▶ [Work instruction]
Please restate the records below word for word, leaving out every picture.

'''

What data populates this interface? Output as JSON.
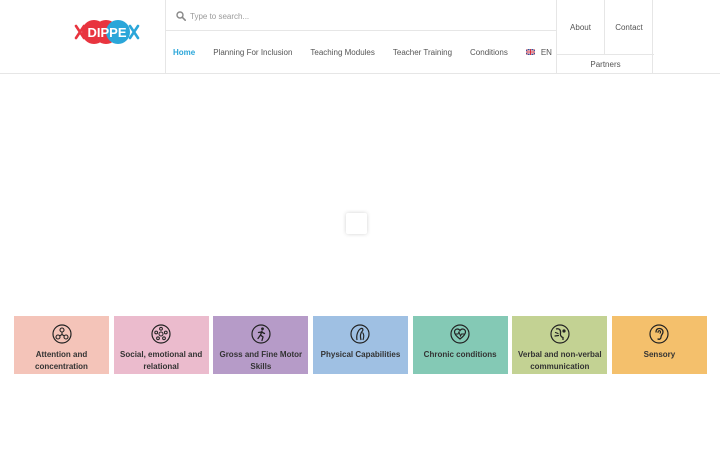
{
  "logo": {
    "text": "DIPPEx"
  },
  "search": {
    "placeholder": "Type to search..."
  },
  "nav": {
    "items": [
      {
        "label": "Home"
      },
      {
        "label": "Planning For Inclusion"
      },
      {
        "label": "Teaching Modules"
      },
      {
        "label": "Teacher Training"
      },
      {
        "label": "Conditions"
      }
    ],
    "language": "EN"
  },
  "utility": {
    "about": "About",
    "contact": "Contact",
    "partners": "Partners"
  },
  "tiles": [
    {
      "label": "Attention and concentration",
      "color": "#f4c4b9",
      "icon": "attention-icon"
    },
    {
      "label": "Social, emotional and relational",
      "color": "#ebbbcd",
      "icon": "social-icon"
    },
    {
      "label": "Gross and Fine Motor Skills",
      "color": "#b69bc8",
      "icon": "motor-icon"
    },
    {
      "label": "Physical Capabilities",
      "color": "#9fc0e3",
      "icon": "physical-icon"
    },
    {
      "label": "Chronic conditions",
      "color": "#84c9b5",
      "icon": "heart-icon"
    },
    {
      "label": "Verbal and non-verbal communication",
      "color": "#c3d293",
      "icon": "communication-icon"
    },
    {
      "label": "Sensory",
      "color": "#f4c06c",
      "icon": "ear-icon"
    }
  ],
  "colors": {
    "accent": "#2aa6d9",
    "logo_red": "#e8343f",
    "logo_blue": "#2aa6d9"
  }
}
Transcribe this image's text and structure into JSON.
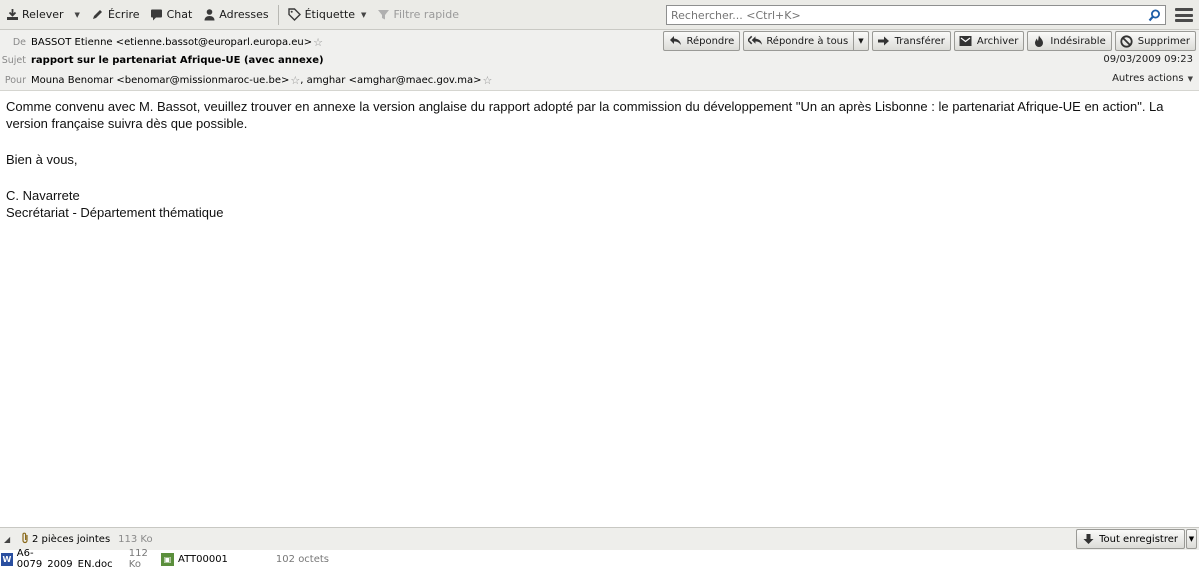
{
  "toolbar": {
    "get_mail": "Relever",
    "write": "Écrire",
    "chat": "Chat",
    "address_book": "Adresses",
    "tag": "Étiquette",
    "quick_filter": "Filtre rapide",
    "search_placeholder": "Rechercher... <Ctrl+K>"
  },
  "header": {
    "from_label": "De",
    "from": "BASSOT Etienne <etienne.bassot@europarl.europa.eu>",
    "subject_label": "Sujet",
    "subject": "rapport sur le partenariat Afrique-UE (avec annexe)",
    "to_label": "Pour",
    "to_1": "Mouna Benomar <benomar@missionmaroc-ue.be>",
    "to_sep": ", ",
    "to_2": "amghar <amghar@maec.gov.ma>",
    "date": "09/03/2009 09:23",
    "other_actions": "Autres actions",
    "buttons": {
      "reply": "Répondre",
      "reply_all": "Répondre à tous",
      "forward": "Transférer",
      "archive": "Archiver",
      "junk": "Indésirable",
      "delete": "Supprimer"
    }
  },
  "message": {
    "para1": "Comme convenu avec M. Bassot, veuillez trouver en annexe la version anglaise du rapport adopté par la commission du développement \"Un an après Lisbonne : le partenariat Afrique-UE en action\". La version française suivra dès que possible.",
    "greeting": "Bien à vous,",
    "sig_name": "C. Navarrete",
    "sig_dept": "Secrétariat - Département thématique"
  },
  "attachments": {
    "count_label": "2 pièces jointes",
    "total_size": "113 Ko",
    "save_all": "Tout enregistrer",
    "files": [
      {
        "name": "A6-0079_2009_EN.doc",
        "size": "112 Ko",
        "icon": "word-doc-icon"
      },
      {
        "name": "ATT00001",
        "size": "102 octets",
        "icon": "attachment-file-icon"
      }
    ]
  }
}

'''

▶ [Finished task]
What data populates this interface? Output as JSON.
{
  "logo": {
    "text": "DIPPEx"
  },
  "search": {
    "placeholder": "Type to search..."
  },
  "nav": {
    "items": [
      {
        "label": "Home"
      },
      {
        "label": "Planning For Inclusion"
      },
      {
        "label": "Teaching Modules"
      },
      {
        "label": "Teacher Training"
      },
      {
        "label": "Conditions"
      }
    ],
    "language": "EN"
  },
  "utility": {
    "about": "About",
    "contact": "Contact",
    "partners": "Partners"
  },
  "tiles": [
    {
      "label": "Attention and concentration",
      "color": "#f4c4b9",
      "icon": "attention-icon"
    },
    {
      "label": "Social, emotional and relational",
      "color": "#ebbbcd",
      "icon": "social-icon"
    },
    {
      "label": "Gross and Fine Motor Skills",
      "color": "#b69bc8",
      "icon": "motor-icon"
    },
    {
      "label": "Physical Capabilities",
      "color": "#9fc0e3",
      "icon": "physical-icon"
    },
    {
      "label": "Chronic conditions",
      "color": "#84c9b5",
      "icon": "heart-icon"
    },
    {
      "label": "Verbal and non-verbal communication",
      "color": "#c3d293",
      "icon": "communication-icon"
    },
    {
      "label": "Sensory",
      "color": "#f4c06c",
      "icon": "ear-icon"
    }
  ],
  "colors": {
    "accent": "#2aa6d9",
    "logo_red": "#e8343f",
    "logo_blue": "#2aa6d9"
  }
}
Transcribe this image's text and structure into JSON.
{
  "toolbar": {
    "get_mail": "Relever",
    "write": "Écrire",
    "chat": "Chat",
    "address_book": "Adresses",
    "tag": "Étiquette",
    "quick_filter": "Filtre rapide",
    "search_placeholder": "Rechercher... <Ctrl+K>"
  },
  "header": {
    "from_label": "De",
    "from": "BASSOT Etienne <etienne.bassot@europarl.europa.eu>",
    "subject_label": "Sujet",
    "subject": "rapport sur le partenariat Afrique-UE (avec annexe)",
    "to_label": "Pour",
    "to_1": "Mouna Benomar <benomar@missionmaroc-ue.be>",
    "to_sep": ", ",
    "to_2": "amghar <amghar@maec.gov.ma>",
    "date": "09/03/2009 09:23",
    "other_actions": "Autres actions",
    "buttons": {
      "reply": "Répondre",
      "reply_all": "Répondre à tous",
      "forward": "Transférer",
      "archive": "Archiver",
      "junk": "Indésirable",
      "delete": "Supprimer"
    }
  },
  "message": {
    "para1": "Comme convenu avec M. Bassot, veuillez trouver en annexe la version anglaise du rapport adopté par la commission du développement \"Un an après Lisbonne : le partenariat Afrique-UE en action\". La version française suivra dès que possible.",
    "greeting": "Bien à vous,",
    "sig_name": "C. Navarrete",
    "sig_dept": "Secrétariat - Département thématique"
  },
  "attachments": {
    "count_label": "2 pièces jointes",
    "total_size": "113 Ko",
    "save_all": "Tout enregistrer",
    "files": [
      {
        "name": "A6-0079_2009_EN.doc",
        "size": "112 Ko",
        "icon": "word-doc-icon"
      },
      {
        "name": "ATT00001",
        "size": "102 octets",
        "icon": "attachment-file-icon"
      }
    ]
  }
}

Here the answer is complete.